>>>
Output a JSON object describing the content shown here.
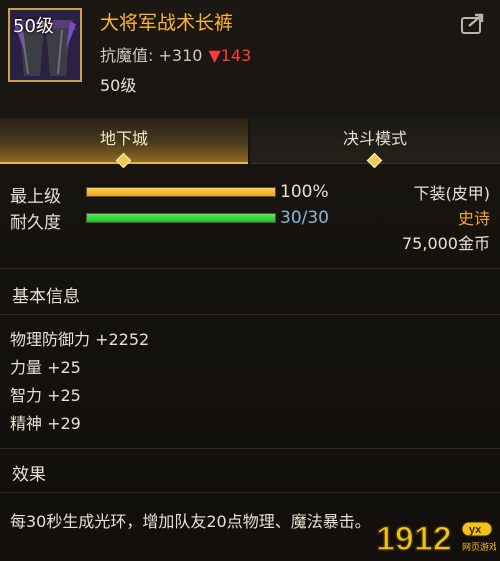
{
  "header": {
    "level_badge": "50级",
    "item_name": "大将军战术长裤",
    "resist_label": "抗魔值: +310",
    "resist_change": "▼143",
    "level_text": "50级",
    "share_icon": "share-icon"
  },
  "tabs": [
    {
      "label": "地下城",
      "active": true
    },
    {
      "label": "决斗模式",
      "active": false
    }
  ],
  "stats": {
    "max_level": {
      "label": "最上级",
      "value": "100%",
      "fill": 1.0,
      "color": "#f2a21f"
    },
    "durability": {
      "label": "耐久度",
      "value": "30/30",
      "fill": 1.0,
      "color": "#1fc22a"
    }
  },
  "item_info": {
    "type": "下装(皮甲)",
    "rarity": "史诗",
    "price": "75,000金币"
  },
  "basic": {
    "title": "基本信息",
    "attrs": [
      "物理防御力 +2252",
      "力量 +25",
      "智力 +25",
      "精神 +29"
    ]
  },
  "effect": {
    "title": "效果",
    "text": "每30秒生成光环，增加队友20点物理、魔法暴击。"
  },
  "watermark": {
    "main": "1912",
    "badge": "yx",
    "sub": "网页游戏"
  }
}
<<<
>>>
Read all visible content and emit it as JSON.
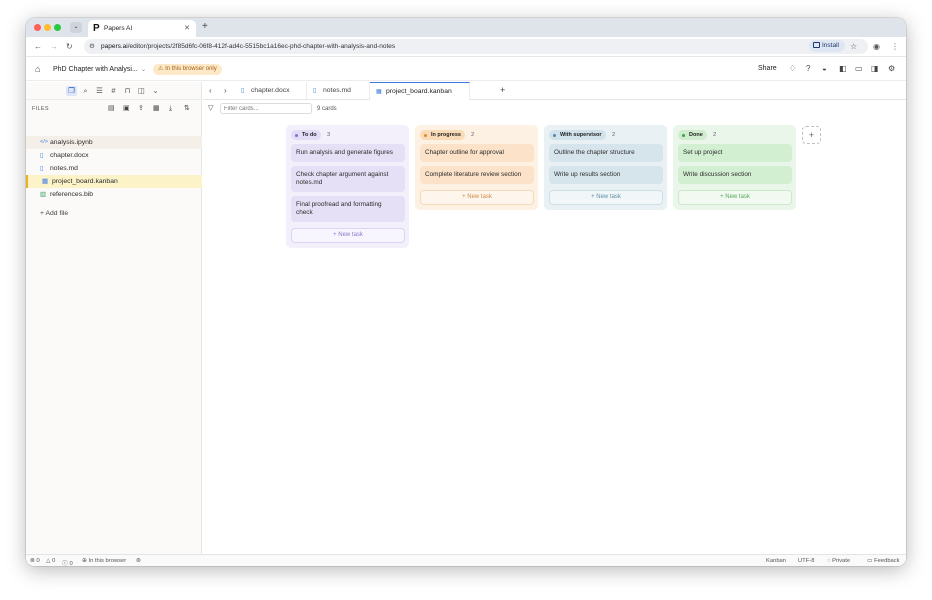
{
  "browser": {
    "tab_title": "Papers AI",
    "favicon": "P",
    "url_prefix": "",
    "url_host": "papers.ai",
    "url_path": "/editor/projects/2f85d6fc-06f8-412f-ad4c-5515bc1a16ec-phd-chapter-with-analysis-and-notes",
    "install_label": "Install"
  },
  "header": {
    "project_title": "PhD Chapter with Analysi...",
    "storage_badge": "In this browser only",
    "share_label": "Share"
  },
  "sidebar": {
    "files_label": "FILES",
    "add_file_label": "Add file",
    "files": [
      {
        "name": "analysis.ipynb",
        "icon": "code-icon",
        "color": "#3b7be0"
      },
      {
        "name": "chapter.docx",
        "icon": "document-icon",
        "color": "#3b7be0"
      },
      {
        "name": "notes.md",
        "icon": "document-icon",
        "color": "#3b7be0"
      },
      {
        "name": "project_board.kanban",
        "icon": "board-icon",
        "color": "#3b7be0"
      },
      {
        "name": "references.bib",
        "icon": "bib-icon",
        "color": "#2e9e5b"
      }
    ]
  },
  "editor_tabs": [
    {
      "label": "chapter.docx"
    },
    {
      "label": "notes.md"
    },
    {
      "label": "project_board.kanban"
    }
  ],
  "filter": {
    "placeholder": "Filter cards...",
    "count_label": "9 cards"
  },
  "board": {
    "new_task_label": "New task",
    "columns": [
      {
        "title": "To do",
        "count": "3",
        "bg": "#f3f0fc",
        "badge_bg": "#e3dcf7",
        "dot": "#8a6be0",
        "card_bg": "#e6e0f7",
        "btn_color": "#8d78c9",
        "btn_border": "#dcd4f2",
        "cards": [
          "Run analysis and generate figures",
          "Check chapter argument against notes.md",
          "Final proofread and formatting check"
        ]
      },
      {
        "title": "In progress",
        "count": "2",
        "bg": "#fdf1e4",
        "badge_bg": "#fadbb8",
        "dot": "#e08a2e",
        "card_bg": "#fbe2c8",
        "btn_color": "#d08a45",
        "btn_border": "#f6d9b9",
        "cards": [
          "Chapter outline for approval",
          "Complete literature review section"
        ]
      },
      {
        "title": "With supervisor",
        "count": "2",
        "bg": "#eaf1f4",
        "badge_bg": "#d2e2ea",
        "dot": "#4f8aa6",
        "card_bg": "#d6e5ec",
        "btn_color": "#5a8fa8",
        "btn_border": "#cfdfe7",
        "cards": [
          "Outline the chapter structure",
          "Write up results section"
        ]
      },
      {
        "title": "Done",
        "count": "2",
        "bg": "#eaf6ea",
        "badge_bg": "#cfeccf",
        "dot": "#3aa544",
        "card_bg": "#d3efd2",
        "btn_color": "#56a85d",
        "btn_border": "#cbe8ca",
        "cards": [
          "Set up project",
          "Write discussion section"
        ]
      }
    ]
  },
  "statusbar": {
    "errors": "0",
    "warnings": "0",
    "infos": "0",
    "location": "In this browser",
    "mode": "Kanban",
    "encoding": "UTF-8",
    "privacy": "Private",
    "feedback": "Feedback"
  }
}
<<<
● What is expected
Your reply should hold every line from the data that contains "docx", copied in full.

● Response to the task
        "name": "chapter.docx",
      "label": "chapter.docx"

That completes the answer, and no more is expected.